I vividly remember fighting to the end of the 11minutes it took me to run 1km on a treadmill. After all the effort I’d been putting in the gym before my operation, my PB’s seemed like they’d belonged to someone else. But I needed and wanted so badly to get back to that level. Every gym weight felt like 10 tonne! I gave up. I’m not a defeatist person, I turned to a new challenge. A year prior my mother had run two 5km races. She is not into exercise and had never done this before. I was 20 years younger and struggled to run 1km; yes I have a heart condition, but so does she! I could do this! (It never once felt like I could). But I did! I trained and I found it boring and difficult but I finished my first 5km park run in 33:25 and I even enjoyed! Or at least I enjoyed it enough to do it again. This time I did a 5km Santa Run in aid of CRY and raised £220 as a result.
I’d go on to do 5km park runs twice monthly, summit Angel’s Landing in Utah, USA in 30+ degrees; climb Croagh Patrick and Culcaigh Mountain at home. And finally after two failed attempts, (one due to weather, one due a shock from my ICD) climb Mount Errigal. By this point I was back attending gym classes and soon to be hitting my late twenties, I began thinking about my ‘before aged 30 bucket list’ – triathlon was still unticked.
Yesterday I completed a novice triathlon! It felt amazing! It was the first time in longer than 12 years where I truly felt the zest for life that I guess I’ve always had but that had somehow got a little dusty. The training was difficult. There were many a days when my heart just could not do it despite having trained harder at other times. These are the days when it’s easy to feel hard done by and get a sense of feeling sorry for yourself.
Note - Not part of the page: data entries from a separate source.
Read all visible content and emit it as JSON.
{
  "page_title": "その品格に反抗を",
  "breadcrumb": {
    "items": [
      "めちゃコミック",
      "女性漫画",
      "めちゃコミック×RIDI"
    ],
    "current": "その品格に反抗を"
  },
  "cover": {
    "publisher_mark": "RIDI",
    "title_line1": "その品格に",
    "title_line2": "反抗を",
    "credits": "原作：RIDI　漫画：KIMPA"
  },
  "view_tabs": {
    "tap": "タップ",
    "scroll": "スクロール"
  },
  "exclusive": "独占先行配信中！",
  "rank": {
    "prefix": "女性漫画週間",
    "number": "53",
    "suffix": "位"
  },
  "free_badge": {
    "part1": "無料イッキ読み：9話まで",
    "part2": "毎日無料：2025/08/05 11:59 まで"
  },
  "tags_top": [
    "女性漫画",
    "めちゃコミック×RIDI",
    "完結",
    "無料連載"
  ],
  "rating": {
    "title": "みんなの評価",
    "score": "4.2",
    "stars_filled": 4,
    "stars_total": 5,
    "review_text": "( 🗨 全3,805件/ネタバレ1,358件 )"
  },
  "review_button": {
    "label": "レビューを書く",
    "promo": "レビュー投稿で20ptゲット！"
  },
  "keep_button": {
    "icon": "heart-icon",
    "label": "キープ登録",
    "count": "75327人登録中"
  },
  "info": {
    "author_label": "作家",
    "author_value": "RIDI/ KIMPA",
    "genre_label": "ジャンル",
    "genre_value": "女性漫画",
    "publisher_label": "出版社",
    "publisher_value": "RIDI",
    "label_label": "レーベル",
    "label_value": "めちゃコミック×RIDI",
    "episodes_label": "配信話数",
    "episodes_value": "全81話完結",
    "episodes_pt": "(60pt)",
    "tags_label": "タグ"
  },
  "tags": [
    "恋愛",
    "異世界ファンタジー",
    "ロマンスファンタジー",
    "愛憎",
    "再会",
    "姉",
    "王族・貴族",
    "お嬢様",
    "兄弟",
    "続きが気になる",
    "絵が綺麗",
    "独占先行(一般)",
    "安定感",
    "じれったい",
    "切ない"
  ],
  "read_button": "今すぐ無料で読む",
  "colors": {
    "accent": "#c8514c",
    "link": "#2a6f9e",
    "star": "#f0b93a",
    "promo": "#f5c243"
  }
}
But that achieves nothing. It doesn’t make you feel good mentally or physically. Today is a bad day but this evening or tomorrow will be better.
I’ve never spoken publicly about my heart in this way before; but something in yesterday inspired me. After 12 years I wanted to share my story. It’s hard, it really is at times, but that’s a side I only barely let my family see. They know I’m more than my heart condition and I know I’m more than that, even when they have to remind you to think of all that you can do and have done when you’re jealous of their planned Thorpe Park escapades.
Having a heart condition sucks. There will be hard times, but there is also pretty spectacular times. It’s important to just pick yourself back up and let the heart keep beating!